Statutes that limit inquiry about criminal history during the application and hiring process are known informally as "ban-the-box" laws. This burgeoning trend currently includes several states and localities. In addition, many other states and municipalities impose ban-the-box restrictions on those private sector employers who do business with the state or municipality.
Private employers in all states should be mindful of the EEOC's enforcement guidance on the use of criminal history information in the hiring process. When using a third party to conduct a criminal history background check, it is critical to comply with the requirements of the Fair Credit Reporting Act.

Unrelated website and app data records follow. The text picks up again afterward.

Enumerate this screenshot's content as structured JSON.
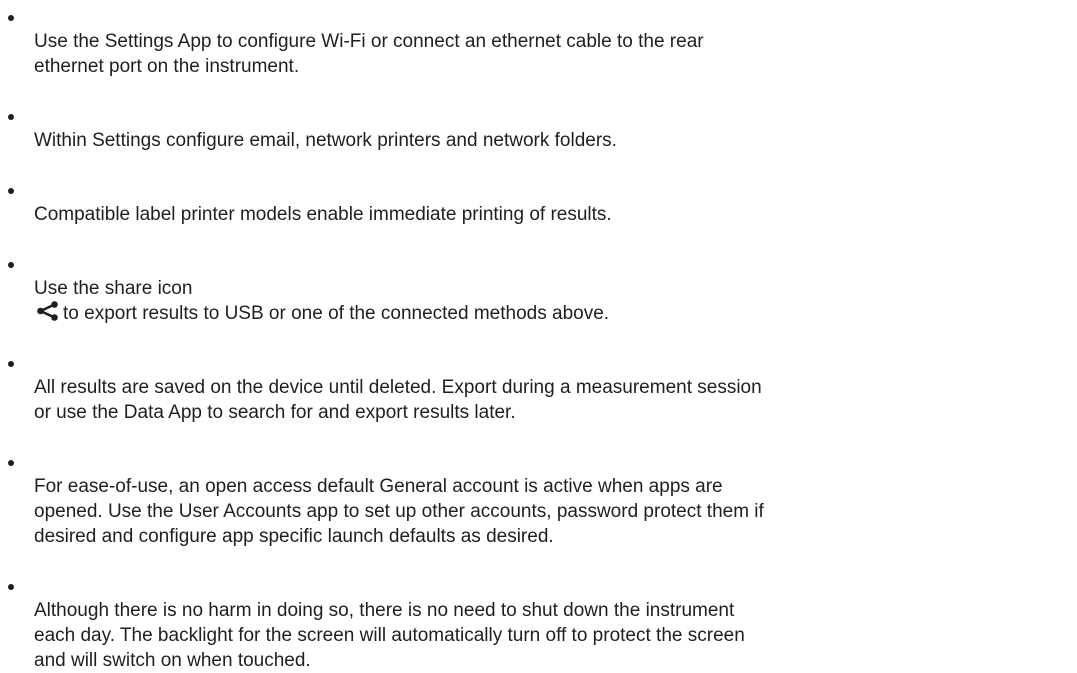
{
  "bullets": [
    {
      "text": "Use the Settings App to configure Wi-Fi or connect an ethernet cable to the rear\nethernet port on the instrument."
    },
    {
      "text": "Within Settings configure email, network printers and network folders."
    },
    {
      "text": "Compatible label printer models enable immediate printing of results."
    },
    {
      "before": "Use the share icon",
      "after": "to export results to USB or one of the connected methods above.",
      "icon": "share-icon"
    },
    {
      "text": "All results are saved on the device until deleted. Export during a measurement session\nor use the Data App to search for and export results later."
    },
    {
      "text": "For ease-of-use, an open access default General account is active when apps are\nopened. Use the User Accounts app to set up other accounts, password protect them if\ndesired and configure app specific launch defaults as desired."
    },
    {
      "text": "Although there is no harm in doing so, there is no need to shut down the instrument\neach day. The backlight for the screen will automatically turn off to protect the screen\nand will switch on when touched."
    }
  ]
}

Illinois joins the growing number of states and localities across the country that have "ban-the-box" laws. Statutes that limit inquiry about criminal history during the application and hiring process are known informally as "ban-the-box" laws. This burgeoning trend at the state and municipal level currently includes the following states and localities: California; Hawaii; Massachusetts; Minnesota; New York; Pennsylvania; Rhode Island; Baltimore, Maryland; Buffalo, New York; Newark, New Jersey; Philadelphia, Pennsylvania; Rochester, New York; San Francisco, California; and Seattle, Washington. In addition, many other states and municipalities impose ban-the-box restrictions on those private sector employers who do business with the state or municipality.
Private employers who violate ban-the-box laws are subject to penalties that vary depending on the jurisdiction where the violation occurred.
The following is an overview of Illinois' new ban-the-box act that takes effect Jan. 1, 2015.
Illinois Ban-the-Box Law Overview
Illinois Gov. Patrick Quinn signed into law the Illinois Job Opportunities for Qualified Applicants Act on July 19, 2014. The act prohibits a private sector employer (with 15 or more employees in either the current or proceeding calendar year), or an employment agency, from inquiring about or into, considering, or requiring disclosure of an applicant's criminal record or criminal history until the applicant has either been determined qualified for the position and notified that he or she has been selected for an interview by the employer or employment agency; or if there is no interview, until after a conditional offer of employment is extended to the applicant. The limitation on criminal history inquiry in Illinois appears to extend to the use of a background check company (often referred to as a consumer reporting agency).
Employers still may disqualify an applicant based on the applicant's criminal conviction history; they just have to wait to obtain that information until later in the hiring process. Further, employers are permitted to notify applicants in writing at the outset of the hiring process of the "specific offenses that will disqualify an applicant from employment in a particular position due to federal or State law or the employer's policy."
The act's limitations on criminal history inquiry do not apply in the following situations:
when state or federal law mandates exclusion of applicants who have certain criminal convictions
when a standard fidelity bond or an equivalent bond is required and an applicant's conviction of one or more specified criminal offenses would disqualify the applicant from obtaining such a bond, provided the employer's inquiry must be limited to those specific offenses that would result in disqualification from obtaining the bond
when employers employ individuals licensed under the Emergency Medical Services (EMS) Systems Act
Penalties for Violating the Act
The Illinois Department of Labor (IDOL) is vested with the authority to enforce the act through investigation and the issuance of penalties for violations. An employer who is found to have violated the act will be issued a written warning to comply within 30 days. A second violation or a failure to timely remedy the first violation within 30 days may result in a civil penalty up to $500. Subsequent violations are punishable by a penalty of $1,500. In addition, an employer's ongoing failure to remedy the initial violation after 30 days is punishable by a $1,500 penalty every 30 days thereafter until the initial violation is remedied.
The IDOL is authorized to draft regulations to administer the act. Those regulations may fill in some of the gaps in the statute, such as what it means to remedy a violation, how specific the written notice to applicants regarding disqualifying criminal convictions must be to comply with the act, or whether the act applies to current employees applying for other positions within the organization.
Private Employers in All States Should Be Mindful of the EEOC's Enforcement Guidance
Even when an employer is permitted to inquire about the applicant's criminal history, the employer still should be cognizant of the EEOC's Enforcement Guidance on the use of criminal history information in the hiring process. Finally, when using a third party to conduct a criminal history background check, it is critical to comply with the requirements of the Fair Credit Reporting Act.
To ensure compliance with Treasury Regulations (31 CFR Part 10, §10.35), we inform you that any tax advice contained in this correspondence was not intended or written by us to be used, and cannot be used by you or anyone else, for the purpose of avoiding penalties imposed by the Internal Revenue Code.